▸ **Exercise goal**:
Wherever "chevron" occurs in the entries, copy the line that holds it.

::: Dataset extract :::

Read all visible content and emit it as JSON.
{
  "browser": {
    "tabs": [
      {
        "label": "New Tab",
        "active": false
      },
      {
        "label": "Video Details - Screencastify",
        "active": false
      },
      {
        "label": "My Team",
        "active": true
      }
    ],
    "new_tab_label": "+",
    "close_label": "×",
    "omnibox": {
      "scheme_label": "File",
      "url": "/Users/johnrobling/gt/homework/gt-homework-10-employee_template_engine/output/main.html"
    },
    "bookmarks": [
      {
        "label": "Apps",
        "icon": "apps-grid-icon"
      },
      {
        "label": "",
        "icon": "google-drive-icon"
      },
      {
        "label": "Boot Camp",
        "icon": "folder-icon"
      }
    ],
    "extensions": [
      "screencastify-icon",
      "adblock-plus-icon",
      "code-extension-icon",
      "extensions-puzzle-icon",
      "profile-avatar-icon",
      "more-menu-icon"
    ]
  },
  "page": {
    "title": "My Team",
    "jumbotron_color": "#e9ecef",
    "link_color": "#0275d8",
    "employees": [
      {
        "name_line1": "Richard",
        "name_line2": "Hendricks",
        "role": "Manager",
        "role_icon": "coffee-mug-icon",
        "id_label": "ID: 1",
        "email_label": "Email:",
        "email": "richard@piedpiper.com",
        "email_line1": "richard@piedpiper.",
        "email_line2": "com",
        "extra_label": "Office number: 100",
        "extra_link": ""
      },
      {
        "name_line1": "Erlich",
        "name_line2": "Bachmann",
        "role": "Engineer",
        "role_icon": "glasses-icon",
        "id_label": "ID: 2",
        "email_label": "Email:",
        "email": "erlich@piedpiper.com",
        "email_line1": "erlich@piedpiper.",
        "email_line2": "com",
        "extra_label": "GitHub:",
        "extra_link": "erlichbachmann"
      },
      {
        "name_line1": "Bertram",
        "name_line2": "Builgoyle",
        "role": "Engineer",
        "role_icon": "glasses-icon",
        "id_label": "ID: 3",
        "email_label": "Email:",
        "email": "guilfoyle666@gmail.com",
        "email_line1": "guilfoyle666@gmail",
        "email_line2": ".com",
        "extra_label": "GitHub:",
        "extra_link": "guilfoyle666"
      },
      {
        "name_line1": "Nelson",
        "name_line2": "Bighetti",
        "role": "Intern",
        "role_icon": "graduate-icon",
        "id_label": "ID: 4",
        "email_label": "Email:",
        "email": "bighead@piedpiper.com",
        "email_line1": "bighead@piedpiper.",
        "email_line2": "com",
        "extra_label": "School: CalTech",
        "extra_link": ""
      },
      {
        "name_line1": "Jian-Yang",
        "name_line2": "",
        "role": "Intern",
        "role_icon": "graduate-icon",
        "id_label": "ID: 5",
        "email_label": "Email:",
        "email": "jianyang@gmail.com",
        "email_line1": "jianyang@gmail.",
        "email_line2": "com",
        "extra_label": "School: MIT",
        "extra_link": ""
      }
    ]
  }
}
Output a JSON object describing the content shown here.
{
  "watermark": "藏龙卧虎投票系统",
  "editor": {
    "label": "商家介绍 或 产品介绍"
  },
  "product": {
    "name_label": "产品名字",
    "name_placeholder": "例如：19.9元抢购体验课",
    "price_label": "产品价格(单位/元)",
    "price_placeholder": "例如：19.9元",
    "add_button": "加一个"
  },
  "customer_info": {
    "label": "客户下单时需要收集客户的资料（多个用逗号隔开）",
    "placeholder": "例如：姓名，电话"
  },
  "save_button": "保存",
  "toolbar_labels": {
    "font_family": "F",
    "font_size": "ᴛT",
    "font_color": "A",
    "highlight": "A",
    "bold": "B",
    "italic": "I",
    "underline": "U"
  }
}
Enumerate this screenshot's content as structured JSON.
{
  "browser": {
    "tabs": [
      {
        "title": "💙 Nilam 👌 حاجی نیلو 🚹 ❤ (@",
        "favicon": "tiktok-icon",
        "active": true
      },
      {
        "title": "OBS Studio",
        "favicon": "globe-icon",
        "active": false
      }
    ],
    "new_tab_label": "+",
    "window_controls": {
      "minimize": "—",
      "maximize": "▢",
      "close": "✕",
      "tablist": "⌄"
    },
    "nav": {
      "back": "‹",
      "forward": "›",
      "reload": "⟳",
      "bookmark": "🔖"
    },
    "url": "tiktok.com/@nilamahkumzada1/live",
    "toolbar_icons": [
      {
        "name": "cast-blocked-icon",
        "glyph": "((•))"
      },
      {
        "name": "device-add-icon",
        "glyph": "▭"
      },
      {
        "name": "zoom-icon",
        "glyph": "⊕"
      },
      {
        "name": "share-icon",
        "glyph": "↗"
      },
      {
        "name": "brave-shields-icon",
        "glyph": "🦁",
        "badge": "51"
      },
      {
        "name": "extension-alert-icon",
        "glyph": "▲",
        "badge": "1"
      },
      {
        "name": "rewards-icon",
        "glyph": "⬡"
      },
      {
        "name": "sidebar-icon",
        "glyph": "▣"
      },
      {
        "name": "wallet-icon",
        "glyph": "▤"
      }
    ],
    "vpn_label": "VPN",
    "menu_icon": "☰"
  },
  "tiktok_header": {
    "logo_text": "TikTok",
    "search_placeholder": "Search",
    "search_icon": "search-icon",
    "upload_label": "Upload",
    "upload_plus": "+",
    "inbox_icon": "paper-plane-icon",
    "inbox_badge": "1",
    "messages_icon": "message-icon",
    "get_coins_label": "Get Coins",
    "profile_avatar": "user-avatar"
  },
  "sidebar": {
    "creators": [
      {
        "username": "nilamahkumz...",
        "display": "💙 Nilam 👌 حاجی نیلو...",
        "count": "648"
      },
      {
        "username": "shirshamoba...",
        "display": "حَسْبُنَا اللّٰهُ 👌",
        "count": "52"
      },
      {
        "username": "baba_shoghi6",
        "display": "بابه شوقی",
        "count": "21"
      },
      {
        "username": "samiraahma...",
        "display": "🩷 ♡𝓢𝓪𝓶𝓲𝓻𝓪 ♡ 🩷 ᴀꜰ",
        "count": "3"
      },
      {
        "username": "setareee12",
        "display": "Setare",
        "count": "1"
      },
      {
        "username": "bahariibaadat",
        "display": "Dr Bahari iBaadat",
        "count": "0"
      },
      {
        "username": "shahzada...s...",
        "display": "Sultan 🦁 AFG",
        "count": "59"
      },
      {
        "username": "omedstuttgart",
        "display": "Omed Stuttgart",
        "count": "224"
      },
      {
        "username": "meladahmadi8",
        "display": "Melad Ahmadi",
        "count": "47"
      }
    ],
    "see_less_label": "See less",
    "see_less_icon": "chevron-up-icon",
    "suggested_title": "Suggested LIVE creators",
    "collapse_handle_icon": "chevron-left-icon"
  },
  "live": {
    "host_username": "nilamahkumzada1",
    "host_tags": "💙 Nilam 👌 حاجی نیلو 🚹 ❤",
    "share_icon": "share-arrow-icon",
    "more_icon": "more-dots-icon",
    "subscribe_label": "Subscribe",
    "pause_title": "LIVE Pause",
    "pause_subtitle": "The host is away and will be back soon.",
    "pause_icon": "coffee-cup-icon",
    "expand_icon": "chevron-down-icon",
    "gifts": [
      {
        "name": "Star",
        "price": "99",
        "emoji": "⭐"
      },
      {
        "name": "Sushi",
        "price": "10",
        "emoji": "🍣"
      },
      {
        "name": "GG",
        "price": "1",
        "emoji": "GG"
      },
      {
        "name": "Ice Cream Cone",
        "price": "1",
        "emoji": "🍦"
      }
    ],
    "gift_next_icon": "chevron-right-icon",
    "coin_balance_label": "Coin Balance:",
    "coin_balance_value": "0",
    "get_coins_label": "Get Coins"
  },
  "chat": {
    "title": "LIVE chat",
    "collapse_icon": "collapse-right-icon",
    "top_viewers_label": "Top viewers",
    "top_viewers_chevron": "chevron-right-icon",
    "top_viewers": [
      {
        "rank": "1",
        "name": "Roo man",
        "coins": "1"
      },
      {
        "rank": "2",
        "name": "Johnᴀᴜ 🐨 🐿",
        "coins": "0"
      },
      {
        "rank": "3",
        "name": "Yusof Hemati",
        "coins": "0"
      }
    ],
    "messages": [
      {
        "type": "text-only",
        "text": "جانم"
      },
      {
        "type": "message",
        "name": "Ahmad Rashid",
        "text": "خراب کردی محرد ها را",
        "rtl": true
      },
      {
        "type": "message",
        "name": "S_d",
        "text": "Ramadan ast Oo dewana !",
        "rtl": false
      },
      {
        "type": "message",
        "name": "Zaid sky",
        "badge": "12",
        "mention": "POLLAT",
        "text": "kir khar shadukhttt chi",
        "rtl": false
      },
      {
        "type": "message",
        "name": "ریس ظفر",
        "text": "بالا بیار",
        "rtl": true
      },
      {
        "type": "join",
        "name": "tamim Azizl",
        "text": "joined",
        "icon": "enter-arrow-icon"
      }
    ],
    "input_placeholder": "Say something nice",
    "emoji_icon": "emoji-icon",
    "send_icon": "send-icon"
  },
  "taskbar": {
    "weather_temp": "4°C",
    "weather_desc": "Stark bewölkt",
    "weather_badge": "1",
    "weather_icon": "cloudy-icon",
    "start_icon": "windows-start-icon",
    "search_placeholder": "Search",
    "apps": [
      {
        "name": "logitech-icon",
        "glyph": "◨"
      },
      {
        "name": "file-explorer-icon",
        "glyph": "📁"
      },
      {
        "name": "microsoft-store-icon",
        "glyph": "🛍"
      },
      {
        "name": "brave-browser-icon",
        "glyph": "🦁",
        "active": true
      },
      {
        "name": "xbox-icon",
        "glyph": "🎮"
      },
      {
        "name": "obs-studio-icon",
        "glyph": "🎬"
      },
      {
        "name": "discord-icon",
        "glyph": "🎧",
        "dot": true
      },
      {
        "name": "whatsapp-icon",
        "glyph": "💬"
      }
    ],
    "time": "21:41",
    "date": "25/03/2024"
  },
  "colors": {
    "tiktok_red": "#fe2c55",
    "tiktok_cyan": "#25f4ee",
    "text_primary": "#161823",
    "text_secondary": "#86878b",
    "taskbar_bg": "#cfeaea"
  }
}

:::

▸ **Answer to the exercise**:
    "see_less_icon": "chevron-up-icon",
    "collapse_handle_icon": "chevron-left-icon"
    "expand_icon": "chevron-down-icon",
    "gift_next_icon": "chevron-right-icon",
    "top_viewers_chevron": "chevron-right-icon",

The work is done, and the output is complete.